The State Bar of Nevada (Plaintiff) disciplined Gentile (Defendant) for comments he made to the press regarding a pending criminal case in which he represented the defendant
Although the speech attorneys involved in a criminal case may be more limited that that of the press at large, any such limitation must clearly give notice to the ones it is intended to affect.
Gentile (Defendant) represented a criminal defendant in a highly publicized trial.Â Trying to counteract negative publicity, Defendant held a press conference claiming that his client was innocent.Â He stated he would prove his client’s innocence by revealing that the detective involved in the case committed the crime himself.Â He made these statements after checking into the state ethics rules and concluding his remarks would not be in violation of them.Â Defendant’s client was acquitted.Â Even so, the Nevada State Bar (Plaintiff) successfully brought a disciplinary action that was upheld by the Nevada Supreme Court.Â The Supreme Court granted review
May the speech of attorneys involved in a criminal case be more limited that that of the press at large, if such limitation clearly gives notice to the ones it is intended to affect?
(Rehnquist, C.J.)Â Yes.Â The speech of attorneys involved in a criminal case may be more limited that that of the press at large if such limitation clearly gives notice to the ones it is intended to affect.Â The First Amendment rights to those participating in a criminal trial must be balanced against the defendant’s right to a fair trial.Â For this reason an attorney’s right to comment on a case he is involved in may be â€œlimited by the substantial likelihood of material prejudice to the impending trial.â€
(Kennedy, J>)Â The attempt of Model Rule 3.6 to limit speech in this way is void for vagueness as its safe harbor provision misled Gentile (Defendant) into thinking he could give his press conference without fear of discipline.Â The rule allows general comment about the nature of the defense without elaboration but does not clearly prohibit prejudicial comment on the credibility of witnesses.Â As written the rule does not give notice to those who are meant to obey the rule
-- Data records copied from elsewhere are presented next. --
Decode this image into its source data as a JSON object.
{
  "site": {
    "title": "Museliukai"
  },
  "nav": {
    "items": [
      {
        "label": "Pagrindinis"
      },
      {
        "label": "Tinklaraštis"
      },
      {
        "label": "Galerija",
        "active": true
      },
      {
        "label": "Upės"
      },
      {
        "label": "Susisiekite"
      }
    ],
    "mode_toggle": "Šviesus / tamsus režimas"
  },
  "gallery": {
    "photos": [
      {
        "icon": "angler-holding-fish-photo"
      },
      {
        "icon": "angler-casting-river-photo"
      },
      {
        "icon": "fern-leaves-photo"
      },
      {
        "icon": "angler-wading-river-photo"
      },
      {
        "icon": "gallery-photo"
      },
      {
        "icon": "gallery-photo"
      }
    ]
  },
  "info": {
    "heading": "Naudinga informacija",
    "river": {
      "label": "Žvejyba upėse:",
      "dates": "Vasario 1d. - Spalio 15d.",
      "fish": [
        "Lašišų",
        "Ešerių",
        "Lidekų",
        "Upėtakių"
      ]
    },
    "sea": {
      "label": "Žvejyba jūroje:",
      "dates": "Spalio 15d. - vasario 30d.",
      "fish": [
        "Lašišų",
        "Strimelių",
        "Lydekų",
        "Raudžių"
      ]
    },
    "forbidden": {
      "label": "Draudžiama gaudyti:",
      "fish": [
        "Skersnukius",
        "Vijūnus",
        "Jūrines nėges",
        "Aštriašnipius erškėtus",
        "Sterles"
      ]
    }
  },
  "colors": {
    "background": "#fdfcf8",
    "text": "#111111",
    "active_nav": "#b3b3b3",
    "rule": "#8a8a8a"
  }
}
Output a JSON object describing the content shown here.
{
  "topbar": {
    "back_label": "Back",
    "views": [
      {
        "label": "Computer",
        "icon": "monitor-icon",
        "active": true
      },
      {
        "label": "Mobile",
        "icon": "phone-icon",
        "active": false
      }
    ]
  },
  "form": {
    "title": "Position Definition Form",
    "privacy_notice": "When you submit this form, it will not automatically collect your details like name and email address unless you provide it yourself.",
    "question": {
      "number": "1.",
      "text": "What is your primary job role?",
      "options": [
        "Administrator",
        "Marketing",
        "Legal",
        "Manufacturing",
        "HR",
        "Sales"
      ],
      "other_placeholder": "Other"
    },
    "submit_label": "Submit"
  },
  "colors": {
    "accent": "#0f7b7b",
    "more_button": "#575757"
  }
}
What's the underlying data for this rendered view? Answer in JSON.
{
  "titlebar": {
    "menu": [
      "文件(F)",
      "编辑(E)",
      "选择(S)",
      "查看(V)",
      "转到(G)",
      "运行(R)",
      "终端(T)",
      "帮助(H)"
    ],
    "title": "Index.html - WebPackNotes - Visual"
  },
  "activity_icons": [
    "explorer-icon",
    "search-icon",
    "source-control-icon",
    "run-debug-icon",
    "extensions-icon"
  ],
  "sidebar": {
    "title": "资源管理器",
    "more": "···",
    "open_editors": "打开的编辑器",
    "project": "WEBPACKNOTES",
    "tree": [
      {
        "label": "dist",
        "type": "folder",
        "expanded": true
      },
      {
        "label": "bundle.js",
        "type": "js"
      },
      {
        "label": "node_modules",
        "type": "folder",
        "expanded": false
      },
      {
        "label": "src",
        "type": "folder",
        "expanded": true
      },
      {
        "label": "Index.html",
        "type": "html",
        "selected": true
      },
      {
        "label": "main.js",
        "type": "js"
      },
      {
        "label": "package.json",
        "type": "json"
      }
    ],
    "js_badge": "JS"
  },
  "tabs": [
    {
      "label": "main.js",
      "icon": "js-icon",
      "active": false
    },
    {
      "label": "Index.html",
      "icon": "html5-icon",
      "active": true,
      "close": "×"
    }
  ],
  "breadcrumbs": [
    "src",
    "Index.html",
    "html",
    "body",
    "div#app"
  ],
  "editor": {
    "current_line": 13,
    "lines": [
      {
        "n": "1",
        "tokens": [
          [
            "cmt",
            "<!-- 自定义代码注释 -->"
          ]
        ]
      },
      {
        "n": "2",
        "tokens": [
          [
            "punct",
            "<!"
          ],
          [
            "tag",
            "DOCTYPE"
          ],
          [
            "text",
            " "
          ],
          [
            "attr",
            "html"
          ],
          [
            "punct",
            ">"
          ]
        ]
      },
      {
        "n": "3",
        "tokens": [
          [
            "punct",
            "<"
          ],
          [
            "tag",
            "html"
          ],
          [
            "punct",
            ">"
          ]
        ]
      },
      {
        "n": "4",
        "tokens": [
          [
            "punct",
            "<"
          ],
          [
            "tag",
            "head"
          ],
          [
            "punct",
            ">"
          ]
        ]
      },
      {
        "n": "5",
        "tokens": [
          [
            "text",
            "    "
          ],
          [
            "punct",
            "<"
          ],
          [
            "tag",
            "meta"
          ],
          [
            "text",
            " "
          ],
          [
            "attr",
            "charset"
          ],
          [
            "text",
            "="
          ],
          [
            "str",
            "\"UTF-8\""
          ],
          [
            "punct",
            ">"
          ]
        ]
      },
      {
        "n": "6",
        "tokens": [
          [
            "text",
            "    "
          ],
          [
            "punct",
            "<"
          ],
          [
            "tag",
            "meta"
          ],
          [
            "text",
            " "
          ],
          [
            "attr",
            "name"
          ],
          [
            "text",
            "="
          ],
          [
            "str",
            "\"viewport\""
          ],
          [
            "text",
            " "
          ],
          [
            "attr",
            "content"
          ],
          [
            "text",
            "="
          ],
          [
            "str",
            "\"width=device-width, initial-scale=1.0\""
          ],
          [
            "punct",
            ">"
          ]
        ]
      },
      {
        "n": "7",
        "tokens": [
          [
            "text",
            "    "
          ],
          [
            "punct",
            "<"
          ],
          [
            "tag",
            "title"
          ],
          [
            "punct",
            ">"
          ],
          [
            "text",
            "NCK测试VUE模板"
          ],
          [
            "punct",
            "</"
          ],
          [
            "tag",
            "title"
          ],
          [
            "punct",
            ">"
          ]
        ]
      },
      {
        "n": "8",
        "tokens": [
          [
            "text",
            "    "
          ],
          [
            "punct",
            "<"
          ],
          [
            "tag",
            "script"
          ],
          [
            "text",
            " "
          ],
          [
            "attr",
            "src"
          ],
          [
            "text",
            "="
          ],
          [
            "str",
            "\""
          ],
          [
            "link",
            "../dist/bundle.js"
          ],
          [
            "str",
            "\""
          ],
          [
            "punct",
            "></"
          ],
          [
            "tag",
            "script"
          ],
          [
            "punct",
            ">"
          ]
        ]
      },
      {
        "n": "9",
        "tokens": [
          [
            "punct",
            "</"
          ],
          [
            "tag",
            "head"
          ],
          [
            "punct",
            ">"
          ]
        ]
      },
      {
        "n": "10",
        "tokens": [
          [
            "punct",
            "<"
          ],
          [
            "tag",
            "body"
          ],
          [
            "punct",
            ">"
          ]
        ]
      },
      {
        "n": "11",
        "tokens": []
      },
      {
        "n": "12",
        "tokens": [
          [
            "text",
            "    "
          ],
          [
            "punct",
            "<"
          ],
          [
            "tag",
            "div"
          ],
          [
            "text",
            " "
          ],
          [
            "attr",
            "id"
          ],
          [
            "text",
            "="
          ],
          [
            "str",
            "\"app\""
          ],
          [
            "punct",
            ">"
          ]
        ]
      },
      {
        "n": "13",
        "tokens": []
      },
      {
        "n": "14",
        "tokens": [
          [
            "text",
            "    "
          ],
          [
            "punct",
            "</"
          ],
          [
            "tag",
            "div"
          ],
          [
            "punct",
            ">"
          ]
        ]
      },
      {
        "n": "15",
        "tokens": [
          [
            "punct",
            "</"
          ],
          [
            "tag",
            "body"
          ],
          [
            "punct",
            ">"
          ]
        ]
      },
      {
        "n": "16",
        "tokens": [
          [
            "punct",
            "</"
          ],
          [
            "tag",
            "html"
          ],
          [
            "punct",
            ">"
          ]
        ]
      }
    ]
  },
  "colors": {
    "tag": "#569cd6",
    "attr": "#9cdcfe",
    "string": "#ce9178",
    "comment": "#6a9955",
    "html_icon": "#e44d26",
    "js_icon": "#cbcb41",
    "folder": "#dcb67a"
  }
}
The Nevada rule was largely based on ABA Model Rule 3.6.Â After the Gentile case, the ABA amended 3.6 so that it would pass constitutional scrutiny.Â Chief Justice Rehnquist wrote a separate opinion on the void-for-vagueness issue, which was joined by three other justices, where he found that the rule was not vague or overbroad.